Book cover

Jag har letat efter dig

(I've Searched For You)

by Sara Razai
reviewed by Nichola Smalley

Jag har letat efter dig is Sara Razai’s first novel. It focuses on the ill-fated relationship between Annika, a shy accountant from a small town on the west coast of Finland, and Samim, a distracted young man fleeing a war-torn Middle Eastern country. They meet and fall in love in the southern Finnish city of Åbo, two outsiders finding solace and escape in each other.

Through Annika’s narration, the author explores the enchantments and the difficulties of communicating across boundaries – boundaries of gender, cultural understanding and of expectation. As Annika discovers, these exist not only within the couple’s relationship, but also between them and the outside world: friends, family and institutions - no one seems to understand Annika’s and Samim’s relationship.

In this way, Razai explores issues familiar in many multicultural societies, such as racism, prejudice and apparently incompatible customs. Certainly, literature is a valid and valuable way of exploring these complex questions. Fiction can bring freedom and richness to the debate precisely because it is an imaginative and personal medium. However, I didn’t feel enriched after sharing Annika’s take on the world around her, nor did it seem that Razai had liberated herself from the clichés common to debates on cultural encounters and multiculturalism. Her
novel trades in the same tropes as many tales dealing with relationships with the ‘Other’, especially the male Other. Samim is as mysterious and unpredictable as Annika is naïve. Communication between them is poor and hampered by the language barrier. While their lack of verbal communication is initially smoothed over by their attraction to one another, an insurmountable wall of incomprehension is all too soon revealed. In the end I couldn’t help thinking this was a ‘new’ location for the same concerns – as though the issues raised in ‘multicultural literature’ elsewhere had simply been imported into a Finland-Swedish context.
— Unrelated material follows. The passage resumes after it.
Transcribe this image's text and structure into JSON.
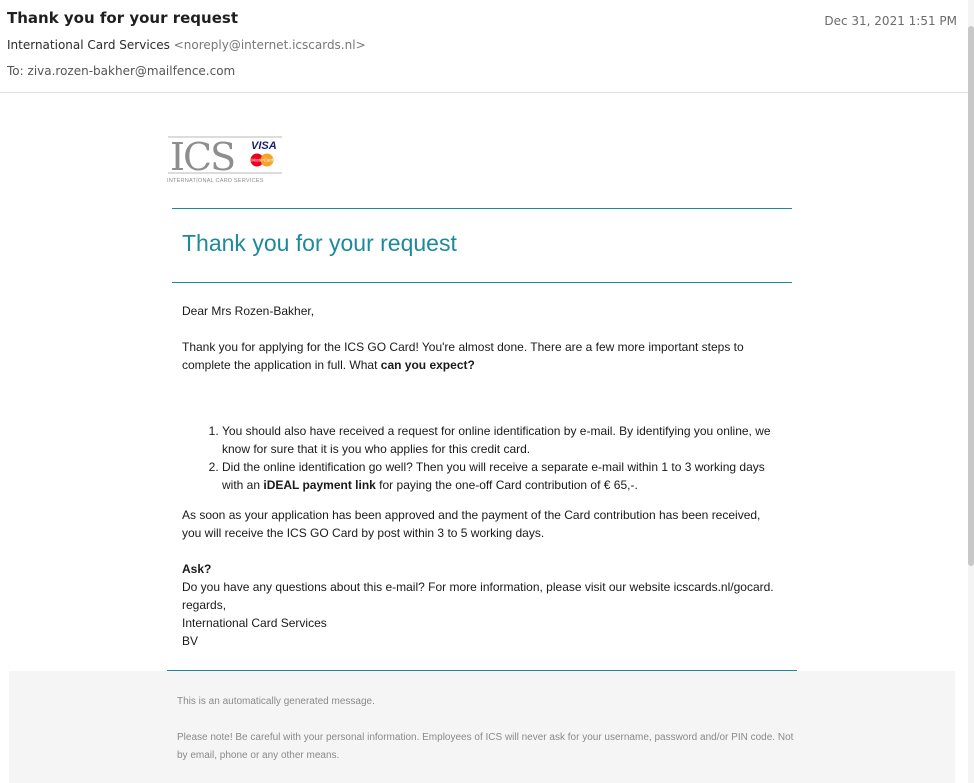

However, while the novel could have been both more incisive and better crafted, many things about it were enjoyable. The insights into Annika’s
world-view and way of thinking are at times touchingly personal. Furthermore, the mixing of Swedish, English and Finnish, for instance, is a distinctive feature of the Finnish-Swedish fringes of Finland, and is deployed effectively here to create a real sense of place. If you’re looking for a book discussing love and multiculturalism in Finland in the early twenty-first century, you could do worse than to read Sara Razai’s book.    

Author photograph
Sara Razai. Photograph: Cata Portin
About the book

Jag har letat efter dig

Schildts & Söderströms, 2012. 160 pages.